Exercise materials

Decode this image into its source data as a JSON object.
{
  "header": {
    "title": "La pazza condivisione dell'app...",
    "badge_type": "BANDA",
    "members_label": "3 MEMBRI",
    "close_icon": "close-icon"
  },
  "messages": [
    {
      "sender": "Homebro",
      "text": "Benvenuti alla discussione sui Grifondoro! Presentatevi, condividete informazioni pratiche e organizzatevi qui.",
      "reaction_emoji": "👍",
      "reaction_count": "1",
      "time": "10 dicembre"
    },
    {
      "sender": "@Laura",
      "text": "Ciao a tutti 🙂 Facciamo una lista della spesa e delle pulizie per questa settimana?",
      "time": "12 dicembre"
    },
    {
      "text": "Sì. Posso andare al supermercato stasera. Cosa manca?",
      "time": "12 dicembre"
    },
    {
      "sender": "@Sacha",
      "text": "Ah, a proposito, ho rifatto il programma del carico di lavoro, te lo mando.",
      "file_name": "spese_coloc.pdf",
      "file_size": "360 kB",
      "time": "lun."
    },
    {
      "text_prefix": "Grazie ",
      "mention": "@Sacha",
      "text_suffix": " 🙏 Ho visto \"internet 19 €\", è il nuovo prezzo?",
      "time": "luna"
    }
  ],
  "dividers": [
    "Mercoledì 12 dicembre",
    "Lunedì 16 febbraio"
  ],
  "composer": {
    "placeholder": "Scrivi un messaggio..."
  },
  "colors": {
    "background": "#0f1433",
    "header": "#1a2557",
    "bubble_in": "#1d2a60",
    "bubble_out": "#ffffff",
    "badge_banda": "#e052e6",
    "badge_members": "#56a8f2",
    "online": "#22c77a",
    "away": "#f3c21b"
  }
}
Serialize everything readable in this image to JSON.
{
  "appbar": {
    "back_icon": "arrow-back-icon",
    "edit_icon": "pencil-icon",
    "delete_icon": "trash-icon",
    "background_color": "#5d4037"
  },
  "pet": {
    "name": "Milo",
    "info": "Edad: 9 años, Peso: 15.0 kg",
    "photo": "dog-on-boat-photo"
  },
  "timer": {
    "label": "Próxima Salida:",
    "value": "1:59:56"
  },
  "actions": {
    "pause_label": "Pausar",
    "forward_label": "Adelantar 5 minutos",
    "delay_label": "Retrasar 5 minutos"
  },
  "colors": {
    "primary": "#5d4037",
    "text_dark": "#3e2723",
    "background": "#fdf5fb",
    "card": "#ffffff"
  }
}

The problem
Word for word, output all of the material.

Solution below
Decode this image into its source data as a JSON object.
{
  "header": {
    "title": "La pazza condivisione dell'app...",
    "badge_type": "BANDA",
    "members_label": "3 MEMBRI",
    "close_icon": "close-icon"
  },
  "messages": [
    {
      "sender": "Homebro",
      "text": "Benvenuti alla discussione sui Grifondoro! Presentatevi, condividete informazioni pratiche e organizzatevi qui.",
      "reaction_emoji": "👍",
      "reaction_count": "1",
      "time": "10 dicembre"
    },
    {
      "sender": "@Laura",
      "text": "Ciao a tutti 🙂 Facciamo una lista della spesa e delle pulizie per questa settimana?",
      "time": "12 dicembre"
    },
    {
      "text": "Sì. Posso andare al supermercato stasera. Cosa manca?",
      "time": "12 dicembre"
    },
    {
      "sender": "@Sacha",
      "text": "Ah, a proposito, ho rifatto il programma del carico di lavoro, te lo mando.",
      "file_name": "spese_coloc.pdf",
      "file_size": "360 kB",
      "time": "lun."
    },
    {
      "text_prefix": "Grazie ",
      "mention": "@Sacha",
      "text_suffix": " 🙏 Ho visto \"internet 19 €\", è il nuovo prezzo?",
      "time": "luna"
    }
  ],
  "dividers": [
    "Mercoledì 12 dicembre",
    "Lunedì 16 febbraio"
  ],
  "composer": {
    "placeholder": "Scrivi un messaggio..."
  },
  "colors": {
    "background": "#0f1433",
    "header": "#1a2557",
    "bubble_in": "#1d2a60",
    "bubble_out": "#ffffff",
    "badge_banda": "#e052e6",
    "badge_members": "#56a8f2",
    "online": "#22c77a",
    "away": "#f3c21b"
  }
}
Serialize everything readable in this image to JSON.
{
  "appbar": {
    "back_icon": "arrow-back-icon",
    "edit_icon": "pencil-icon",
    "delete_icon": "trash-icon",
    "background_color": "#5d4037"
  },
  "pet": {
    "name": "Milo",
    "info": "Edad: 9 años, Peso: 15.0 kg",
    "photo": "dog-on-boat-photo"
  },
  "timer": {
    "label": "Próxima Salida:",
    "value": "1:59:56"
  },
  "actions": {
    "pause_label": "Pausar",
    "forward_label": "Adelantar 5 minutos",
    "delay_label": "Retrasar 5 minutos"
  },
  "colors": {
    "primary": "#5d4037",
    "text_dark": "#3e2723",
    "background": "#fdf5fb",
    "card": "#ffffff"
  }
}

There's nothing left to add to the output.